Farmers aren’t getting the message
Government agroforestry advisory services are not getting through to farmers effectively, says Elis Nurhayati
Farmers in Sulawesi, Indonesia, are not getting the advice they need about agroforestry from Government advisory services, according to a new study by Enggar Paramita, Endri Martini and James M. Roshetko of the World Agroforestry Centre, presented at the National Agroforestry Seminar held in Malang, East Java, Indonesia on 21 May.
The ineffectiveness of the services is linked to insufficient numbers of skilled advisory workers and limited use of appropriate communication media.
The research team interviewed 146 farmers in the provinces of South Sulawesi (Bantaeng and Bulukumba districts) and Southeast Sulawesi (Konawe and Kolaka districts) to identify the media and methods that farmers preferred for receiving agroforestry and agricultural advice.
Agricultural experts were infrequent visitors to the often remote mountain villages. So, while farmers preferred to be advised in person, their second preference was television, radio or mobile telephone. This preference for audio-visual media was not surprising given the low literacy rates in the area. However, the information mostly received by farmers in both provinces was printed material in the form of books, leaflets and posters.
Clearly, a better strategy was needed to ensure that farmers received the information they wanted in the ways they wanted. However, the second-most preferred medium after face-to-face communication—television—was largely impossible to provide because agricultural shows weren’t broadcast in the region. The next-most preferred, radio, did have some special programs dedicated to farmers.
This finding led the research team to develop agroforestry advisory programs for Radio Republic Indonesia, the wide-reaching Government station, in which farmers and scientists discussed topics such as improving pepper, clove, cocoa, coffee and other tree crops that were popular in the area.
The programs potentially reached many more people than just the farmers involved in the Agroforestry and Forestry in Sulawesi (AgFor) project being conducted by the Centre in collaboration with the Canadian International Development Agency and the Government of Indonesia. For the AgFor project team, spreading information about improved agroforestry and agricultural techniques was crucial for achieving their goal of improving farmers’ livelihoods while also enhancing the environment, which was why they conducted the study of farmers’ communication needs.
Agricultural advisory information, combined with local knowledge and traditional wisdom, is a significant factor in rural development worldwide. Dissemination of reliable information along with new farming techniques can bring novel opportunities to farmers that can improve their livelihoods and increase food production. And although agroforestry is an age-old practice, particularly in Indonesia, it is a relatively new science. Traditional agroforestry systems have evolved into modern, more intensive systems in response to demand from an increasing population while monocultural food crop production is considered to be less sustainable. Hence, more productive agroforests offer a practical alternative to monocultural production and the depletion of natural resources.
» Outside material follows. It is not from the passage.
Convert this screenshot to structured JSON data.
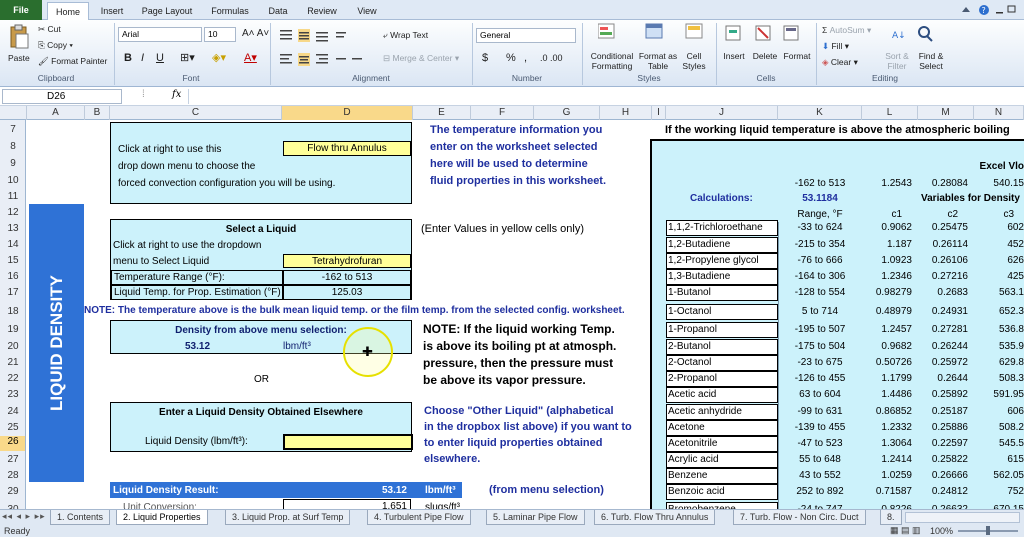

Provision of high-quality information about agroforestry is one of the keys to improving poor farmers’ livelihoods and securing our food supply, making the research team’s study of critical importance.
Edited by Robert Finlayson
This work is related to the CGIAR Research Program on Forests, Trees and Agroforestry